(Material for the task):
Segment Open

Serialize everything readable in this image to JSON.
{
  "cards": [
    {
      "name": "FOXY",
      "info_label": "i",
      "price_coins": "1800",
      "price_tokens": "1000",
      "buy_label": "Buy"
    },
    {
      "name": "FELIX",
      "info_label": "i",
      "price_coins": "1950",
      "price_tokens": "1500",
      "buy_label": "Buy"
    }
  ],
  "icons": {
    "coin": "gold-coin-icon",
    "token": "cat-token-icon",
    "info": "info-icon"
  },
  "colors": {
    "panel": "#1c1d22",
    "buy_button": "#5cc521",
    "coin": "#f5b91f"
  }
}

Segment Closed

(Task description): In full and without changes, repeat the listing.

(Result):
Serialize everything readable in this image to JSON.
{
  "cards": [
    {
      "name": "FOXY",
      "info_label": "i",
      "price_coins": "1800",
      "price_tokens": "1000",
      "buy_label": "Buy"
    },
    {
      "name": "FELIX",
      "info_label": "i",
      "price_coins": "1950",
      "price_tokens": "1500",
      "buy_label": "Buy"
    }
  ],
  "icons": {
    "coin": "gold-coin-icon",
    "token": "cat-token-icon",
    "info": "info-icon"
  },
  "colors": {
    "panel": "#1c1d22",
    "buy_button": "#5cc521",
    "coin": "#f5b91f"
  }
}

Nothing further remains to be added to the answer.